While out of town on a recent Sunday morning I found my way to a
Lutheran church for worship. After the sermon, when it was time to say
the Apostle’s Creed, the pastor began with a question: “Who are you
people? A secular world, jaded and weary, wonders why you are gathered
In 1892 Agnes and Margaret Smith, identical twin sisters from Scot land, took a nine-day camel ride to the Greek Orthodox monastery of Saint Catherine at Mount Sinai in search of ancient biblical manuscripts. They discovered the earliest known Syriac version of the four canonical Gospels.
In 2004 the head of the Democratic National Committee, Terry McAuliffe, was introduced to megachurch pastor Rick Warren, author of the mega–best-seller The Purpose Driven Life. McAuliffe stuck out his hand and said, “Nice to meet you, Rick! And what do you do?”
Black public figures seem to fall into one of two categories: they either project a militant resistance to white racism and its pervasive legacy or a generous willingness to look past that tortured history for the sake of an interracial future. Choose your model: W. E. B. DuBois or Booker T. Washington?
Diablo Cody won an Academy Award for her screenplay for Juno, and it’s true that the film bubbles along on the strength of the snappy, frank commentary that Juno (Ellen Page) offers on the travails of being pregnant at 16.
Great works in the Western literary tradition are incomprehensible apart from Christianity.
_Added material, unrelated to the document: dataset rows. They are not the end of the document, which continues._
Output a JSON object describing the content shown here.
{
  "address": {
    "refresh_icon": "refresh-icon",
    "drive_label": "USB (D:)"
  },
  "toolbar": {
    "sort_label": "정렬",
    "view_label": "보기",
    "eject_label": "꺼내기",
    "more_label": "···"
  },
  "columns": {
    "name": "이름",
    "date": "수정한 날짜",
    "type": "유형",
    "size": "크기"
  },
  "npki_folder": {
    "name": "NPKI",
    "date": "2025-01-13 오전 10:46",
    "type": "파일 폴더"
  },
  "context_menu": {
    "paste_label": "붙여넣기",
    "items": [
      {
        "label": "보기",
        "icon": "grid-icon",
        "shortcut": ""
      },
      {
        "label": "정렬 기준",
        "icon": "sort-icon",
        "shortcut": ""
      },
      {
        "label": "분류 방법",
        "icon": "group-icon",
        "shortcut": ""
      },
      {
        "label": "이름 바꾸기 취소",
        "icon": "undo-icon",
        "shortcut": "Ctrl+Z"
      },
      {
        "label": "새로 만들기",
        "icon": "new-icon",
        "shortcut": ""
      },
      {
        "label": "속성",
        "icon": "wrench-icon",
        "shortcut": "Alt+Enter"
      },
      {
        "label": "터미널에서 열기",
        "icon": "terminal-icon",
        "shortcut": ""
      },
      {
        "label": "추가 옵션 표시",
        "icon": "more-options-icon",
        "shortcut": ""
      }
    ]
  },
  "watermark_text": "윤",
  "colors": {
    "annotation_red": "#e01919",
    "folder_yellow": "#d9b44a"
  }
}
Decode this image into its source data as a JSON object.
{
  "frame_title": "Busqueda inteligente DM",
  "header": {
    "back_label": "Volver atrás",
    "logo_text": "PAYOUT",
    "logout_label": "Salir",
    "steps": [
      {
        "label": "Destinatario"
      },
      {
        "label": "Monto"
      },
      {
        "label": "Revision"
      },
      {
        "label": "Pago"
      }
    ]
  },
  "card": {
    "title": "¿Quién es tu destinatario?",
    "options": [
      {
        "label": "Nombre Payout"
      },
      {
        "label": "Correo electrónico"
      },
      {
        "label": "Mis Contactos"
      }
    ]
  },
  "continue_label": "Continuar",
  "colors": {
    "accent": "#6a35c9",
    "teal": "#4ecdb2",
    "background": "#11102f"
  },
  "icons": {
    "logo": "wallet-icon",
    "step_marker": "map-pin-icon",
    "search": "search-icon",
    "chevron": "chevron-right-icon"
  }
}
One cannot understand Dante, Shakespeare, Donne, Milton, Coleridge, Dostoevsky or Dickinson without understanding the Christian faith that these writers assumed, professed or resisted.
According to theologian David Ray Griffin, the attacks of 9/11 were not the work of jihadist suicidal terrorists but were orchestrated by the Bush administration to provide the pretext for its military adventures and its quest for global dominance.
“Lo and behold there is a religious left,” declared an article in Slate. “The religious left is back,” announced the Washington Post. The evidence? An increase in blogging and organizing, as well as best-selling books by Jim Wallis, Michael Lerner and and Jimmy Carter.The rise of the religious left provides a natural journalistic lead because it plays against type. The persistent assumption, at least among mainstream media, is that Christians are politically active only on the conservative side.
Toward the end of Zadie Smith’s shrewd and entertaining novel, Kiki Simmonds gets into an argument with her husband, Howard Belsey: “All you ever do is rip into everybody else,” she tells him. “You don’t have any beliefs—that’s why you’re scared of people with beliefs.”
Gearing up for a battle over the next appointment to the Supreme Court, groups like NARAL Pro-Choice America and the National Organization for Women have been warning of the imminent collapse of Roe v. Wade. Roe hangs by a thread, they assert, and a one-vote shift on the court will dismantle the 1973 ruling that defined abortion as a constitutional right.
There is a brief scene in The Great Gatsby in which narrator Nick Carraway is introduced to the man who fixed the 1919 World Series. Nick is stunned by the notion. "It never occurred to me that one man could play with the faith of fifty million people--with the single-mindedness of a burglar blowing a safe."
Did God die on a hill outside Jerusalem? Was it not only Jesus of Nazareth but somehow God himself who was hung on the cross and laid in the tomb? Christian theology has answered yes to these questions, and then struggled to articulate what this strange claim means.
Do christian leaders have anything distinctive to say--or avoid saying--about the scandal in the White House and the impeachment of Bill Clinton? Though the issue is less pressing now that judgment day has come and gone in the U.S.
We intend to stay together." Delegates to the Eighth Assembly of the World Council of Churches reaffirmed that commitment in a ceremony on December 13 in Harare, Zimbabwe, repeating a declaration made at the founding of the WCC in 1948. It was something more than a mere formality.
The founder of this magazine, Charles Clayton Morrison, was fiercely opposed to any form of government support for parochial schools. No doubt he would have been distressed by last month’s decision by the Wisconsin Supreme Court, which ruled that tax money can be used to send poor children in Milwaukee to religious schools.
When did teenagers start gunning down their classmates and teachers? Over the past two years, nine different schools have become scenes of murder. Twenty-one people have been killed and 46 injured at the hands of high school or middle school students. Adolescence has always been a time when alienation, uncertainty, aggression and aimlessness mix in volatile ways.